Designed for the mission-critical high-performance computing market, Intel's latest Xeons offer the ability to pack more processing cores in a smaller space than has previously been possible - although still fall short of the twelve-core chips on offer from rival AMD.
Built around a 32nm manufacturing process, which keeps the size and energy consumption down low enough for the many-core chips to operate effectively, the Xeon E7 range offers impressive features for those who need seriously power servers in their data centres. The chips support 32GB memory modules, allowing users to pack up to 2TB in a quad-socket system, and include 102GB/s of memory bandwidth.
The ten processing cores support Intel's Hyper Threading technology in order to run two threads per core, presenting themselves to the system as a twenty-thread chip - meaning quad-socket systems that include forty physical processing cores and the ability to run eighty simultaneous threads. Up to 30MB of last-level cache helps keep the chip supplied with data and instructions, too.
All this extra power doesn't come at an efficiency cost, Intel claims. According to the company's testing, an equivalent Xeon E7 offers 25 per cent more processing cores and last-level cache along with twice the maximum memory capacity than the last-generation Xeon 7500 series while maintaining the same power envelope.

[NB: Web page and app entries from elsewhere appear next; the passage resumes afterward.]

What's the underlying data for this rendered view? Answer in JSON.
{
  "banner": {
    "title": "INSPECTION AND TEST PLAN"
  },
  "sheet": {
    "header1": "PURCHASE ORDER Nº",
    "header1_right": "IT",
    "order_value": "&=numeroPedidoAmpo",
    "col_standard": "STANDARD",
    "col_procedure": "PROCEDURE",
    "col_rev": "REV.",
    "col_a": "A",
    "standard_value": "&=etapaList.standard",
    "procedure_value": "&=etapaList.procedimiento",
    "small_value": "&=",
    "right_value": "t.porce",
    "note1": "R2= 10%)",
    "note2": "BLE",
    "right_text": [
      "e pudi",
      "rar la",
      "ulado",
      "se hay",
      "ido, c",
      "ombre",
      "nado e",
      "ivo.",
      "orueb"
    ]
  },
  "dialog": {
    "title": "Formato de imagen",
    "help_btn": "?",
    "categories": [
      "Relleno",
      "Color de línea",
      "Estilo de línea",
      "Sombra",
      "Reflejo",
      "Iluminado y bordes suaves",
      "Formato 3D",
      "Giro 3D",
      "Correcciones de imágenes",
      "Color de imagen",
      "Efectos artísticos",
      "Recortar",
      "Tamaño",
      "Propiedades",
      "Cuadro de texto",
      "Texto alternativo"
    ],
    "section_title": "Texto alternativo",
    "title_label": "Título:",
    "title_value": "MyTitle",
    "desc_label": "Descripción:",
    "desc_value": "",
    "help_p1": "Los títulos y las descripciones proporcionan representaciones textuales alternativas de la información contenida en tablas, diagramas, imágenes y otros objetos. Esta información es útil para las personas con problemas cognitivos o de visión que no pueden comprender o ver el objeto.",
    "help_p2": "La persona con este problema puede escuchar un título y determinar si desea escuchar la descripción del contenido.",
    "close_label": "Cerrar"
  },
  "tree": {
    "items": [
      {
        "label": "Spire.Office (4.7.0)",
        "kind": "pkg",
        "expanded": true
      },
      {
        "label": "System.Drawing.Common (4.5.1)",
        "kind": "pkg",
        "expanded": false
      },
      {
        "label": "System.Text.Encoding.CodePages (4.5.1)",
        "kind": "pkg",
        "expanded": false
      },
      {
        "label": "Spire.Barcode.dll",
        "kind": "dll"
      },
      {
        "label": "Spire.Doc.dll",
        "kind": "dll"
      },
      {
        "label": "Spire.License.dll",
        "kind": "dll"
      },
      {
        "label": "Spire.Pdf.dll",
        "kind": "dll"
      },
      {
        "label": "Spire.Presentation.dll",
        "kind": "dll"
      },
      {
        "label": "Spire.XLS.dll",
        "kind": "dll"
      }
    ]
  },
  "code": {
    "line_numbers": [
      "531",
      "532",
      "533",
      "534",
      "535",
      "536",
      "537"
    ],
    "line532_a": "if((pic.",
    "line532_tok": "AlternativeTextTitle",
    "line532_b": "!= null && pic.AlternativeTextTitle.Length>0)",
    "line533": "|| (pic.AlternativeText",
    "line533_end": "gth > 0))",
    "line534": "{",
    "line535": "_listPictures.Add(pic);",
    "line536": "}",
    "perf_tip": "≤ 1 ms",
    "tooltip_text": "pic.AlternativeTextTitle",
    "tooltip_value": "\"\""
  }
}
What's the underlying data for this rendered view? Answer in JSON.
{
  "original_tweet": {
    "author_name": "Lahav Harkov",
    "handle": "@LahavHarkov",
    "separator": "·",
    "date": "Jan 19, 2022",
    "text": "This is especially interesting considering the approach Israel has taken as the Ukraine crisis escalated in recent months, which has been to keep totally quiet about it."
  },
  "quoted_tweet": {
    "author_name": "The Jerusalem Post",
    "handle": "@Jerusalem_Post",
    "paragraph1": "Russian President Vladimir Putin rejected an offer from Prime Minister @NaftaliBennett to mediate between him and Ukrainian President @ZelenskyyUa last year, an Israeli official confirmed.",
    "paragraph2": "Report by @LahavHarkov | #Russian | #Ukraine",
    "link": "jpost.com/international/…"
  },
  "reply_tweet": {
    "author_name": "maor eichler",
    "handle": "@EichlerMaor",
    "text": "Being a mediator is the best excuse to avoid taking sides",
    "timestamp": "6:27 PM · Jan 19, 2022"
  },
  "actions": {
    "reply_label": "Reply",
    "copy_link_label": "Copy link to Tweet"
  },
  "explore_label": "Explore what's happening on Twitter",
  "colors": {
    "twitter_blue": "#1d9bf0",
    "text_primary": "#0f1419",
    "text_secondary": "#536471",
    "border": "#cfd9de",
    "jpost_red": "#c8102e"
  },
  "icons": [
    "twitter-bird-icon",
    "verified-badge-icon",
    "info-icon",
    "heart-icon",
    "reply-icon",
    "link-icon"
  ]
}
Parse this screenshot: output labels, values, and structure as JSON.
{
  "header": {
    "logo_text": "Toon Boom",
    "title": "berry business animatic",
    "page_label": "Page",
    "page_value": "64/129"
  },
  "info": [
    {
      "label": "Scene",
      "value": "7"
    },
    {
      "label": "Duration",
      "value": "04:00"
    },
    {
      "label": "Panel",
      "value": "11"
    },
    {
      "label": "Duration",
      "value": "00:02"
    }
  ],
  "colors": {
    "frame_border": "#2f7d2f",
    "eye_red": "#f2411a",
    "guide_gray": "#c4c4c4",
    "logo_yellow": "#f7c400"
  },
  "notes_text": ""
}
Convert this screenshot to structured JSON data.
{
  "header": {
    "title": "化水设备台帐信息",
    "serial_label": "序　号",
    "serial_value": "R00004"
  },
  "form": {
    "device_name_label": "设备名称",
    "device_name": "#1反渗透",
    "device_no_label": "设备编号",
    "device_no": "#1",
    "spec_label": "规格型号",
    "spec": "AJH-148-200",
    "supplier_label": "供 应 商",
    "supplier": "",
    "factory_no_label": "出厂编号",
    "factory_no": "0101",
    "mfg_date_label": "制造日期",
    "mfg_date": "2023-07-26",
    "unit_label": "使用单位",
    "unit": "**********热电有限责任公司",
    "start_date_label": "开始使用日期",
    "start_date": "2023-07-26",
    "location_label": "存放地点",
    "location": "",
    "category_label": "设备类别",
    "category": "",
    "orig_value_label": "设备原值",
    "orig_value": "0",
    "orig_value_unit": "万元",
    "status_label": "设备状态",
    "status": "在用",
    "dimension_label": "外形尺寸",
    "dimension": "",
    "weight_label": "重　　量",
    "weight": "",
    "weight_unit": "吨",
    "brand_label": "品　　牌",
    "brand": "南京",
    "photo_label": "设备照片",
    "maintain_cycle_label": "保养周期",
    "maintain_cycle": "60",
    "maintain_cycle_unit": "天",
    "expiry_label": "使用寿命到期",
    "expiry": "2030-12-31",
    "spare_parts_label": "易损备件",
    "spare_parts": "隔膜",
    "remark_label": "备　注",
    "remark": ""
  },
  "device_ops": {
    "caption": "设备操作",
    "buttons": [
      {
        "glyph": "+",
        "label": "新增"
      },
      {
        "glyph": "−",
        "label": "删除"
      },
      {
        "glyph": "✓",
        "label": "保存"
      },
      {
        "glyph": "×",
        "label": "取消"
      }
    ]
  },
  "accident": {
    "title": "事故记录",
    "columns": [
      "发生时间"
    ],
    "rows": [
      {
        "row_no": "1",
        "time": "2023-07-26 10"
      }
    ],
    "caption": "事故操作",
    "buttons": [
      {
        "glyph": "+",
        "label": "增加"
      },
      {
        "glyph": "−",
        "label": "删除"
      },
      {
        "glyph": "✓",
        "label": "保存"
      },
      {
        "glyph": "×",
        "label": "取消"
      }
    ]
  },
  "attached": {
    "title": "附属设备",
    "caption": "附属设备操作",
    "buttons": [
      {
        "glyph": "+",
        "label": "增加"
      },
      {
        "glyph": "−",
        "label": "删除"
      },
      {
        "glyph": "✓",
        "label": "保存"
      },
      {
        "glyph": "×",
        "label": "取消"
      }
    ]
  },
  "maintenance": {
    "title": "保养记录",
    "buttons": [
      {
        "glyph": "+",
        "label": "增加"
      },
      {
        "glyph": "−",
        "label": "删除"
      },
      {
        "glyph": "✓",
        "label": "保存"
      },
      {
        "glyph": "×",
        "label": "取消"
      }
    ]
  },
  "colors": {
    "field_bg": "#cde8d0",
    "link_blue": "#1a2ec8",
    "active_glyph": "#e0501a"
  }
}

The E7 range also includes support for low-voltage DIMMs and Intel's Intelligent Power Technology, which uses integrated power gates to drop the power draw of unused processing cores to a claimed 0W at idle.
In order to make the E7 range easier to sell to mission critical users, Intel has also included some new reliability features: Machine Check Architecture Recovery, or MCA-R, is designed to help the system ignore certain memory errors and stay stable, and combines with Double Device Data Correction which is able to ignore the loss of up to two memory devices and still recover data. Partial Memory Mirroring is handy for system administrators on a budget, too - allowing only critical portions of memory to be mirrored in order to avoid having to add twice as much RAM as would otherwise be required.
The E7 range will include ten-core, eight-core, and six-core models with TDPs ranging from 95W to 130W - but buyers need to be careful which model they choose, as some - such as the eight-core Xeon E7-8837 - fail to include the Hyper Threading technology. End-user pricing has yet to be confirmed on any model in the range, but the units should start showing up in UK channels imminently.